## Task item
Write out every line below that contains "label".

(Stored data entries)
+-------+

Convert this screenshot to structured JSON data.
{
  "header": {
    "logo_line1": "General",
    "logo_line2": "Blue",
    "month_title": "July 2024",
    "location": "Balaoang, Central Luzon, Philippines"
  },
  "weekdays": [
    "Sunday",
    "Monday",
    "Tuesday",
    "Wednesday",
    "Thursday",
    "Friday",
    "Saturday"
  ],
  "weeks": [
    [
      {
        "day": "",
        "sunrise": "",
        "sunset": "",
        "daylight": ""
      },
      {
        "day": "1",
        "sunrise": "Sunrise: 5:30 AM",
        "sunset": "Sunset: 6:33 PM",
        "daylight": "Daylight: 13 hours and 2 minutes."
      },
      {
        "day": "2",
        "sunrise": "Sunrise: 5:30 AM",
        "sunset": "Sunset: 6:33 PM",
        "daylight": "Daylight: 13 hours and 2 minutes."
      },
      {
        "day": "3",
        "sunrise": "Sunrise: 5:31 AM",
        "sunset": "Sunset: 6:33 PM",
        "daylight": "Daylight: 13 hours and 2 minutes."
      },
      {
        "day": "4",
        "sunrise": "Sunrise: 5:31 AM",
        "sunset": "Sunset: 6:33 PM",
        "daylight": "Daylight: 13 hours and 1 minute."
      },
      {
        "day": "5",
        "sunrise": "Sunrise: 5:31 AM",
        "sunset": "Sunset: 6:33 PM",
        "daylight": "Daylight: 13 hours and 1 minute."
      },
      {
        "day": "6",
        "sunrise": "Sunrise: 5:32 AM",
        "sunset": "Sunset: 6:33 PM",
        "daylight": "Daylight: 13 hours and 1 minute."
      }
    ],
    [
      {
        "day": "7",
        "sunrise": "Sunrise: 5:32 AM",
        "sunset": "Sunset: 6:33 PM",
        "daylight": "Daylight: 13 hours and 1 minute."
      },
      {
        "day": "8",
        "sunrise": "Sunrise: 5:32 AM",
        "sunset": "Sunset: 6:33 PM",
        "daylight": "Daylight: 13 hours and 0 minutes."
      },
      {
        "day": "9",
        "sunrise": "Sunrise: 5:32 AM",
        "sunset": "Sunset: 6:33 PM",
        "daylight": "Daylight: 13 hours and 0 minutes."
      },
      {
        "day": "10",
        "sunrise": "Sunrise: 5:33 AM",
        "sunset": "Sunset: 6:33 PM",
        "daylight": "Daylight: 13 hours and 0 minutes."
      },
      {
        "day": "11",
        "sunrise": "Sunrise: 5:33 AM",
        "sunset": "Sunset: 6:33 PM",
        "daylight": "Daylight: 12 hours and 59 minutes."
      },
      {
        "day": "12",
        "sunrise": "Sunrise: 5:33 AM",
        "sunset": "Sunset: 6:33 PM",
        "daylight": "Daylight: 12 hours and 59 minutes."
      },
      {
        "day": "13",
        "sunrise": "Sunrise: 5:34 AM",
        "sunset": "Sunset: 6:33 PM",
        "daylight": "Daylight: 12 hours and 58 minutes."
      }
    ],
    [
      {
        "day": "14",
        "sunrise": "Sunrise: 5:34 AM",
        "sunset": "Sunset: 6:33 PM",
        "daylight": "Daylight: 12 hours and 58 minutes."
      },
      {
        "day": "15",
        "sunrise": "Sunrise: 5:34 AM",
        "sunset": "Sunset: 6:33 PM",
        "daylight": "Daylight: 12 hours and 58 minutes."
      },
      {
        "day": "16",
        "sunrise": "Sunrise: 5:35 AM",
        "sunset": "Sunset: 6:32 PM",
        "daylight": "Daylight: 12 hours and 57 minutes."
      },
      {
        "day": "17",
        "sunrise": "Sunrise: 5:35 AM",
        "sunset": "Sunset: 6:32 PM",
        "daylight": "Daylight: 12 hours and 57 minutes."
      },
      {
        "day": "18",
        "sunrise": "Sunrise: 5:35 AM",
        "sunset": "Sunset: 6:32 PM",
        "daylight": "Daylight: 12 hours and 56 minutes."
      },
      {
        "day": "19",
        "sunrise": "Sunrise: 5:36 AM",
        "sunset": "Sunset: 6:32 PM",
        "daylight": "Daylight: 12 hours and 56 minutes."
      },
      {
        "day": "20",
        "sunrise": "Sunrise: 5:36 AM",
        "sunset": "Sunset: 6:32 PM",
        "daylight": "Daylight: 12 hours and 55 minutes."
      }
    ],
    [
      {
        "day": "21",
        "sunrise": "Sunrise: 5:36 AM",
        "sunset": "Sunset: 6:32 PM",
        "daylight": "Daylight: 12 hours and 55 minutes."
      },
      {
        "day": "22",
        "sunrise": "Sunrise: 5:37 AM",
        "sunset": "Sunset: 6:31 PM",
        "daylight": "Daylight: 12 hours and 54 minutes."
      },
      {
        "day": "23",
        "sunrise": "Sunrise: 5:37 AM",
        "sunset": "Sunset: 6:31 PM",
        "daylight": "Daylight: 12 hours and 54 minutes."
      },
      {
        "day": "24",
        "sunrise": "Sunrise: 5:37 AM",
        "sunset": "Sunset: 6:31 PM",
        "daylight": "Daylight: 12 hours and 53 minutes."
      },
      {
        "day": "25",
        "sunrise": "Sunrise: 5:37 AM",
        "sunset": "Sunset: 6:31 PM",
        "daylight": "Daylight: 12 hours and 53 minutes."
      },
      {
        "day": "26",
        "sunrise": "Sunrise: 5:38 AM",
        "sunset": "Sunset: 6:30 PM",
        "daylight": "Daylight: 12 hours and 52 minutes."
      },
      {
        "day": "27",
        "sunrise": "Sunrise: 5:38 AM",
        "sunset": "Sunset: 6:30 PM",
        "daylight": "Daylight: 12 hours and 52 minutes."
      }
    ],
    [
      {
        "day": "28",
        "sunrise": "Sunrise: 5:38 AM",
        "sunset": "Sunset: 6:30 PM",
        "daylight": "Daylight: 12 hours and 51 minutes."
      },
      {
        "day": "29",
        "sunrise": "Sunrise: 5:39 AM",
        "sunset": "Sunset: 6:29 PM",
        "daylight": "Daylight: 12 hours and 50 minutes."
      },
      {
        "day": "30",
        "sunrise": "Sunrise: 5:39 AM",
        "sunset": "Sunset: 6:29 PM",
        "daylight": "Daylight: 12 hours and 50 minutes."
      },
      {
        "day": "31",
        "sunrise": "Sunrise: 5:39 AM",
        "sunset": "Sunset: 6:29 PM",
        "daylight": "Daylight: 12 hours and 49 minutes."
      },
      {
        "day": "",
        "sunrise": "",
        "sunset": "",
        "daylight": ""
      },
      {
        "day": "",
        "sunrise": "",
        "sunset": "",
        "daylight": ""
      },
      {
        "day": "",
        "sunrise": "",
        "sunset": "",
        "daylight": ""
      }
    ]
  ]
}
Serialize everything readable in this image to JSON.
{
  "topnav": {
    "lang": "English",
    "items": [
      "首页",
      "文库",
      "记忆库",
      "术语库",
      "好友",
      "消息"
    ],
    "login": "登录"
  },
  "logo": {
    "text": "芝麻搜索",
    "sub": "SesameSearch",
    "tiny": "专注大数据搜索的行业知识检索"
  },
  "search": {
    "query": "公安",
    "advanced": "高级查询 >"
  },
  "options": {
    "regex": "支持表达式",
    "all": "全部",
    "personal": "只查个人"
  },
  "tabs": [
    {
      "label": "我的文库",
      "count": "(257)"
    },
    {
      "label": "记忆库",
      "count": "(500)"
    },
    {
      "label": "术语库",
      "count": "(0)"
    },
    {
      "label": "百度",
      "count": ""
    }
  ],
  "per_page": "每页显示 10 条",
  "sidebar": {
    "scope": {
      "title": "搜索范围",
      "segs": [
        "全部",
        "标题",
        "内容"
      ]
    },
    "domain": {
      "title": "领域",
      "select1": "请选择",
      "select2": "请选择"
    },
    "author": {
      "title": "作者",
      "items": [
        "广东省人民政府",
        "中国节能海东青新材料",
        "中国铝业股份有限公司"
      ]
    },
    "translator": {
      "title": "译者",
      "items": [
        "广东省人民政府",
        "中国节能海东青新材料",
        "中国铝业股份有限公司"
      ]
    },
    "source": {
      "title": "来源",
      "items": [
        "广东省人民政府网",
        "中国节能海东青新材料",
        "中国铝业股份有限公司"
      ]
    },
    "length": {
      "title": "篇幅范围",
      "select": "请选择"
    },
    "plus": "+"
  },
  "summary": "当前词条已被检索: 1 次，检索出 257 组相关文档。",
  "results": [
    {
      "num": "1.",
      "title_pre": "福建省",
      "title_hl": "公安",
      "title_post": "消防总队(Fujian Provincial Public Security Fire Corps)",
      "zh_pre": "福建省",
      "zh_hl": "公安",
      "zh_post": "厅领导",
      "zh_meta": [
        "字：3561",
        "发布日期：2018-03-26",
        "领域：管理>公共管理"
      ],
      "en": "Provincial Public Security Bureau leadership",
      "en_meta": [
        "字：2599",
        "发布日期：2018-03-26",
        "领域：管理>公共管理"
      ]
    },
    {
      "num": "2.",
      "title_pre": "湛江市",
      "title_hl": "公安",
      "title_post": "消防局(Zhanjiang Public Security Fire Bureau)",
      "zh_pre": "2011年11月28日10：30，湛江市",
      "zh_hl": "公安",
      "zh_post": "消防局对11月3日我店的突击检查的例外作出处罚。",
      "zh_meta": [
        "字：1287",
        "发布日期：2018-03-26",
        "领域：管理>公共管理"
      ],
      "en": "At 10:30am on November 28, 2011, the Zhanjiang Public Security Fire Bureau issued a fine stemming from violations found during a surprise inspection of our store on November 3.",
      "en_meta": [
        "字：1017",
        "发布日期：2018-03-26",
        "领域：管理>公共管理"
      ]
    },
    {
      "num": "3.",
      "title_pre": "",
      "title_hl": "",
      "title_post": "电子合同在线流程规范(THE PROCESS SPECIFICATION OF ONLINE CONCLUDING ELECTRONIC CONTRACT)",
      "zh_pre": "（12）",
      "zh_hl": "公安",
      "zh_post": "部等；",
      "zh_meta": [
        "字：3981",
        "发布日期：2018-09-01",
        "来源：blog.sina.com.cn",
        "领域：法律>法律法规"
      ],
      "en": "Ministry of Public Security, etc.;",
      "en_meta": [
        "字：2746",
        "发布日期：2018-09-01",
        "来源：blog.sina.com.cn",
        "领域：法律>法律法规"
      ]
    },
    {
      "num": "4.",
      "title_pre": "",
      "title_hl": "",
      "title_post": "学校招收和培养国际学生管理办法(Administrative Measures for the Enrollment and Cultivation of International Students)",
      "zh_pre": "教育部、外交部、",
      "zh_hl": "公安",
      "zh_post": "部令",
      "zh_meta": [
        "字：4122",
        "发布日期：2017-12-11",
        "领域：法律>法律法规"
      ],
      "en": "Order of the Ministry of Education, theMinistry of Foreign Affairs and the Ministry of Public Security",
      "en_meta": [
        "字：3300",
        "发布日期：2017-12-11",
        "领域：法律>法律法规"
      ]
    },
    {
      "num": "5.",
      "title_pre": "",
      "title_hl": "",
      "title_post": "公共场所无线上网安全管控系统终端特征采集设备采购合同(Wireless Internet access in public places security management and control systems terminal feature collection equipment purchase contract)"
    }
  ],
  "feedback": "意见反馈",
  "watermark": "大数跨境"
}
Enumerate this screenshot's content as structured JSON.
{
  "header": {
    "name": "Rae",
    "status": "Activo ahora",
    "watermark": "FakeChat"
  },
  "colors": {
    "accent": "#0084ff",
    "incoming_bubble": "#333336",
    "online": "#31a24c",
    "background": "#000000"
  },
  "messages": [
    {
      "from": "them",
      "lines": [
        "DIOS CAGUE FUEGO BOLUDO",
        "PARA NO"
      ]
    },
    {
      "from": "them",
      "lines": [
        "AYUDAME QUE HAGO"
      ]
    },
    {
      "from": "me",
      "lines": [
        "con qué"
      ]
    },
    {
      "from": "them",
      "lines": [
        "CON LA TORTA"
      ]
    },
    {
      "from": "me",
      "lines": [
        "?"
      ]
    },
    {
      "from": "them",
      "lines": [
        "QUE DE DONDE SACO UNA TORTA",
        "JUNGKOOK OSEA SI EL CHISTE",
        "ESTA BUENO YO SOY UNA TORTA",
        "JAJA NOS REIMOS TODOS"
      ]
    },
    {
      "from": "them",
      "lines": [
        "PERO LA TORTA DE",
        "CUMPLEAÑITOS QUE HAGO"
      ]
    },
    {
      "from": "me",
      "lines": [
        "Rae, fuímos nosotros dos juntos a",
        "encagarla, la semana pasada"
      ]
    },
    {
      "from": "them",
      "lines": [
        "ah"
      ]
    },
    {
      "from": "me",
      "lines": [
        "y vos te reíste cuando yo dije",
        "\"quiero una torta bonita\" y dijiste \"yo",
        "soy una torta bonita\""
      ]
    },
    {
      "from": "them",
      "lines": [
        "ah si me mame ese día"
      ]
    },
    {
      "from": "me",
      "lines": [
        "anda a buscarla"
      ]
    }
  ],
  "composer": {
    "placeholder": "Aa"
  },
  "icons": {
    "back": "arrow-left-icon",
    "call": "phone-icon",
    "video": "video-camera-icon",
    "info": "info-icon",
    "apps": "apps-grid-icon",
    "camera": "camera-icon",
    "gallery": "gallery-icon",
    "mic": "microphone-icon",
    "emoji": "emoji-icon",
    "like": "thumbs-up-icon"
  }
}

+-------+

## Answer section
      "label": "我的文库",
      "label": "记忆库",
      "label": "术语库",
      "label": "百度",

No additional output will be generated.